Wendy Waters - Personal Pic 2

When I go back to that mental space.

When I go back into that mental space I feel a cold wind, the familiar breath of hollow despair. I remember seeking a sign or a light or a way through to the promised land of success where I firmly believed happiness resided in fragrant drafts of confidence. The land of success would open up other shores, other opportunities. It always felt out of reach and slipping further away as if I had somehow coralled myself in a tiny boat with no oars, adrift and slave to the currents. I truly felt that powerless. Depression gripped like a vice.



But that flame…

That tiny flame warmed me enough to attempt my own rescue.

Naming the rescuer is as talismanic as naming the demon.

The rescuer’s name was excellence and excellence does not pursue. Excellence must be pursued and the more diligently you chase excellence the stronger your faith in yourself becomes. Your tiny boat suddenly sprouts oars and you can chart your course. I started charting my course when I gave up hoping for rescue and started focusing on my quest for excellence. sistine-chapel-ceiling-creation-of-adam-1510.jpg!Large

There are days…

But still there are days I fall back into the old ways.
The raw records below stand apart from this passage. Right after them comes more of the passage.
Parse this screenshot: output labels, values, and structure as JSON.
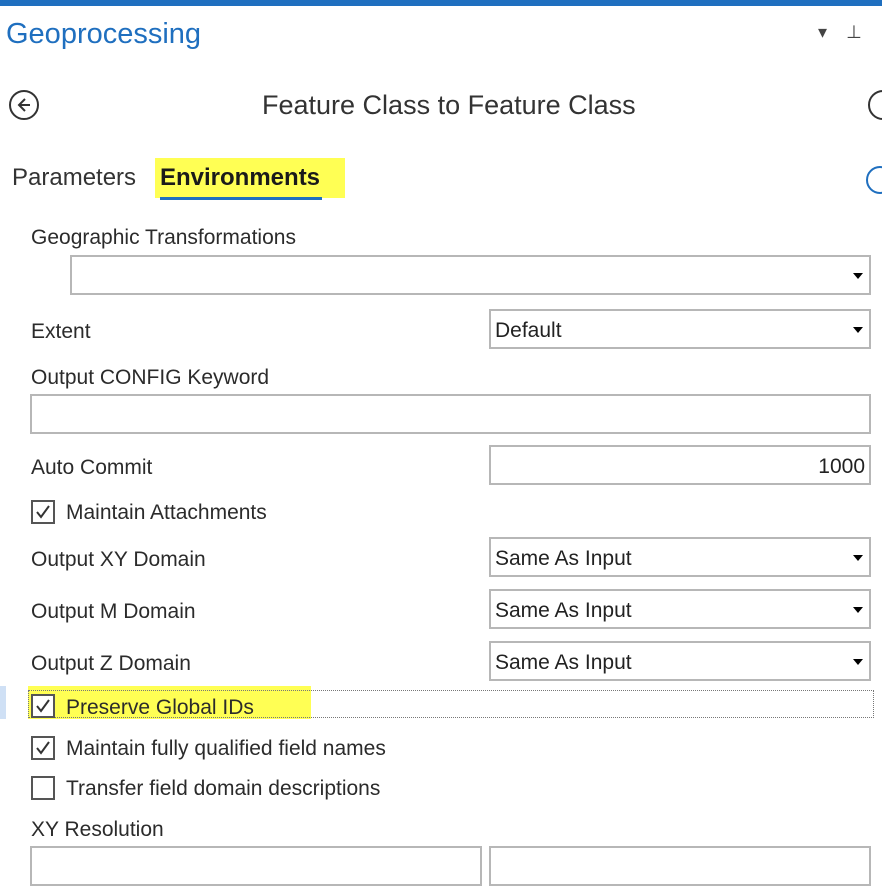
{
  "pane": {
    "title": "Geoprocessing",
    "controls": [
      "▾",
      "⊥"
    ]
  },
  "tool": {
    "title": "Feature Class to Feature Class"
  },
  "tabs": [
    {
      "label": "Parameters",
      "active": false
    },
    {
      "label": "Environments",
      "active": true
    }
  ],
  "env": {
    "geographic_transformations_label": "Geographic Transformations",
    "geographic_transformations_value": "",
    "extent_label": "Extent",
    "extent_value": "Default",
    "output_config_label": "Output CONFIG Keyword",
    "output_config_value": "",
    "auto_commit_label": "Auto Commit",
    "auto_commit_value": "1000",
    "maintain_attachments_label": "Maintain Attachments",
    "maintain_attachments_checked": true,
    "output_xy_label": "Output XY Domain",
    "output_xy_value": "Same As Input",
    "output_m_label": "Output M Domain",
    "output_m_value": "Same As Input",
    "output_z_label": "Output Z Domain",
    "output_z_value": "Same As Input",
    "preserve_global_ids_label": "Preserve Global IDs",
    "preserve_global_ids_checked": true,
    "maintain_fq_label": "Maintain fully qualified field names",
    "maintain_fq_checked": true,
    "transfer_domain_label": "Transfer field domain descriptions",
    "transfer_domain_checked": false,
    "xy_resolution_label": "XY Resolution"
  },
  "colors": {
    "accent": "#1f6fbf",
    "highlight": "#ffff54"
  }
}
The light is dim and the rage is a pervasive gloaming. But I am a long way from the girl who cried in her sleep in London and I don’t ever want to go back to that lonely, faithless place in which I have no power and no oars.

Today I have four souls upon whom I can build my faith: my mother, my daughter, my granddaughter and…


mum in London

Mum in London in 2017 when we flew over for the reading of Catch the Moon, Mary and my musical, FRED at Tristan Bates Theatre.

My beautiful daughter, Genevra with the greatest gift of all, my grandaughter, Lily.

profile pic

                                                And now finally I have me!